──────── GIVEN DATA ────────
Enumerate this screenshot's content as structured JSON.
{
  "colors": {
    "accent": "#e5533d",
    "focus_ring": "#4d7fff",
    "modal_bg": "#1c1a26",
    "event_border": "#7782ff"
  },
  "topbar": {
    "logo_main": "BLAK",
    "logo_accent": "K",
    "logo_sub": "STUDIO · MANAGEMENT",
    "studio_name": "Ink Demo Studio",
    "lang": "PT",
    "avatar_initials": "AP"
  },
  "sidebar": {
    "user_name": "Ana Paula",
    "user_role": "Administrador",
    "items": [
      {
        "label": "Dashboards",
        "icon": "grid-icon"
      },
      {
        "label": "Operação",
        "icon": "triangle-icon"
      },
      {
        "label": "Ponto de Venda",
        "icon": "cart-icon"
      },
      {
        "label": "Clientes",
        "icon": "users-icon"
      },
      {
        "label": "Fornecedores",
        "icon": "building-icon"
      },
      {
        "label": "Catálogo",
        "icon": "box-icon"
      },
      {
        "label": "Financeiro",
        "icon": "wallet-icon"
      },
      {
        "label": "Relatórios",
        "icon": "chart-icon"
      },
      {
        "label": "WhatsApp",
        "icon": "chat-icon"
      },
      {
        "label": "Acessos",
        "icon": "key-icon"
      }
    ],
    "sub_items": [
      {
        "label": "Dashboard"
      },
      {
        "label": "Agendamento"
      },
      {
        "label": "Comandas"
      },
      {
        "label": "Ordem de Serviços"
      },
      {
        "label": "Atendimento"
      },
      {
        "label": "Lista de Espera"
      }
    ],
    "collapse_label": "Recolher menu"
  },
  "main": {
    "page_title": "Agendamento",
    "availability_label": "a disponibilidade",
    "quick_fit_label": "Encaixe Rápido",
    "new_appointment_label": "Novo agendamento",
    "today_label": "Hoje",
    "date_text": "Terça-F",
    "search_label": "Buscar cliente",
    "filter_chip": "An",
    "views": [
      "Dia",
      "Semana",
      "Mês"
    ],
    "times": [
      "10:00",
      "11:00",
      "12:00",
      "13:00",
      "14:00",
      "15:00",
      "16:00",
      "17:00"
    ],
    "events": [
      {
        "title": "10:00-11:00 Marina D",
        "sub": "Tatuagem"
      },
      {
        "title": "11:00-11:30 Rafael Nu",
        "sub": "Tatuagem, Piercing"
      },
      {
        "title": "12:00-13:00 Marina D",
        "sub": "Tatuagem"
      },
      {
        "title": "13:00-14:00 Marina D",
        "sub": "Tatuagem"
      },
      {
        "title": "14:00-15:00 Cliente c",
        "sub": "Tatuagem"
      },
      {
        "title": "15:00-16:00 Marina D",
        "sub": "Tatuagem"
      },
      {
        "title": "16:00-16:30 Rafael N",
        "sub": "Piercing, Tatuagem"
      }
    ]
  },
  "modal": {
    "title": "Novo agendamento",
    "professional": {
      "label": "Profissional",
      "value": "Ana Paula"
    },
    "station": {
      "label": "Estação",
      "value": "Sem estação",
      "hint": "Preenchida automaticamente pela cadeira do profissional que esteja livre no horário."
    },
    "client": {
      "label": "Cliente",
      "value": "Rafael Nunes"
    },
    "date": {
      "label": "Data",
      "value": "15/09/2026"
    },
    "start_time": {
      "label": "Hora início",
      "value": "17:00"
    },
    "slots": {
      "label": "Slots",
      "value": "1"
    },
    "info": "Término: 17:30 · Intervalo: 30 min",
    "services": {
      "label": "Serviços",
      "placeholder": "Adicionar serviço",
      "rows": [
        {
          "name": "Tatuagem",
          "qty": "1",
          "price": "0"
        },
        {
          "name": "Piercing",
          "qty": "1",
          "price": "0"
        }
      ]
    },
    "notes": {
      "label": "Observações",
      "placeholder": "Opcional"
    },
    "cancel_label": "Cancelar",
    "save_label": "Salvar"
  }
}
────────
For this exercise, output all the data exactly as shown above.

= TASK RESPONSE =
Enumerate this screenshot's content as structured JSON.
{
  "colors": {
    "accent": "#e5533d",
    "focus_ring": "#4d7fff",
    "modal_bg": "#1c1a26",
    "event_border": "#7782ff"
  },
  "topbar": {
    "logo_main": "BLAK",
    "logo_accent": "K",
    "logo_sub": "STUDIO · MANAGEMENT",
    "studio_name": "Ink Demo Studio",
    "lang": "PT",
    "avatar_initials": "AP"
  },
  "sidebar": {
    "user_name": "Ana Paula",
    "user_role": "Administrador",
    "items": [
      {
        "label": "Dashboards",
        "icon": "grid-icon"
      },
      {
        "label": "Operação",
        "icon": "triangle-icon"
      },
      {
        "label": "Ponto de Venda",
        "icon": "cart-icon"
      },
      {
        "label": "Clientes",
        "icon": "users-icon"
      },
      {
        "label": "Fornecedores",
        "icon": "building-icon"
      },
      {
        "label": "Catálogo",
        "icon": "box-icon"
      },
      {
        "label": "Financeiro",
        "icon": "wallet-icon"
      },
      {
        "label": "Relatórios",
        "icon": "chart-icon"
      },
      {
        "label": "WhatsApp",
        "icon": "chat-icon"
      },
      {
        "label": "Acessos",
        "icon": "key-icon"
      }
    ],
    "sub_items": [
      {
        "label": "Dashboard"
      },
      {
        "label": "Agendamento"
      },
      {
        "label": "Comandas"
      },
      {
        "label": "Ordem de Serviços"
      },
      {
        "label": "Atendimento"
      },
      {
        "label": "Lista de Espera"
      }
    ],
    "collapse_label": "Recolher menu"
  },
  "main": {
    "page_title": "Agendamento",
    "availability_label": "a disponibilidade",
    "quick_fit_label": "Encaixe Rápido",
    "new_appointment_label": "Novo agendamento",
    "today_label": "Hoje",
    "date_text": "Terça-F",
    "search_label": "Buscar cliente",
    "filter_chip": "An",
    "views": [
      "Dia",
      "Semana",
      "Mês"
    ],
    "times": [
      "10:00",
      "11:00",
      "12:00",
      "13:00",
      "14:00",
      "15:00",
      "16:00",
      "17:00"
    ],
    "events": [
      {
        "title": "10:00-11:00 Marina D",
        "sub": "Tatuagem"
      },
      {
        "title": "11:00-11:30 Rafael Nu",
        "sub": "Tatuagem, Piercing"
      },
      {
        "title": "12:00-13:00 Marina D",
        "sub": "Tatuagem"
      },
      {
        "title": "13:00-14:00 Marina D",
        "sub": "Tatuagem"
      },
      {
        "title": "14:00-15:00 Cliente c",
        "sub": "Tatuagem"
      },
      {
        "title": "15:00-16:00 Marina D",
        "sub": "Tatuagem"
      },
      {
        "title": "16:00-16:30 Rafael N",
        "sub": "Piercing, Tatuagem"
      }
    ]
  },
  "modal": {
    "title": "Novo agendamento",
    "professional": {
      "label": "Profissional",
      "value": "Ana Paula"
    },
    "station": {
      "label": "Estação",
      "value": "Sem estação",
      "hint": "Preenchida automaticamente pela cadeira do profissional que esteja livre no horário."
    },
    "client": {
      "label": "Cliente",
      "value": "Rafael Nunes"
    },
    "date": {
      "label": "Data",
      "value": "15/09/2026"
    },
    "start_time": {
      "label": "Hora início",
      "value": "17:00"
    },
    "slots": {
      "label": "Slots",
      "value": "1"
    },
    "info": "Término: 17:30 · Intervalo: 30 min",
    "services": {
      "label": "Serviços",
      "placeholder": "Adicionar serviço",
      "rows": [
        {
          "name": "Tatuagem",
          "qty": "1",
          "price": "0"
        },
        {
          "name": "Piercing",
          "qty": "1",
          "price": "0"
        }
      ]
    },
    "notes": {
      "label": "Observações",
      "placeholder": "Opcional"
    },
    "cancel_label": "Cancelar",
    "save_label": "Salvar"
  }
}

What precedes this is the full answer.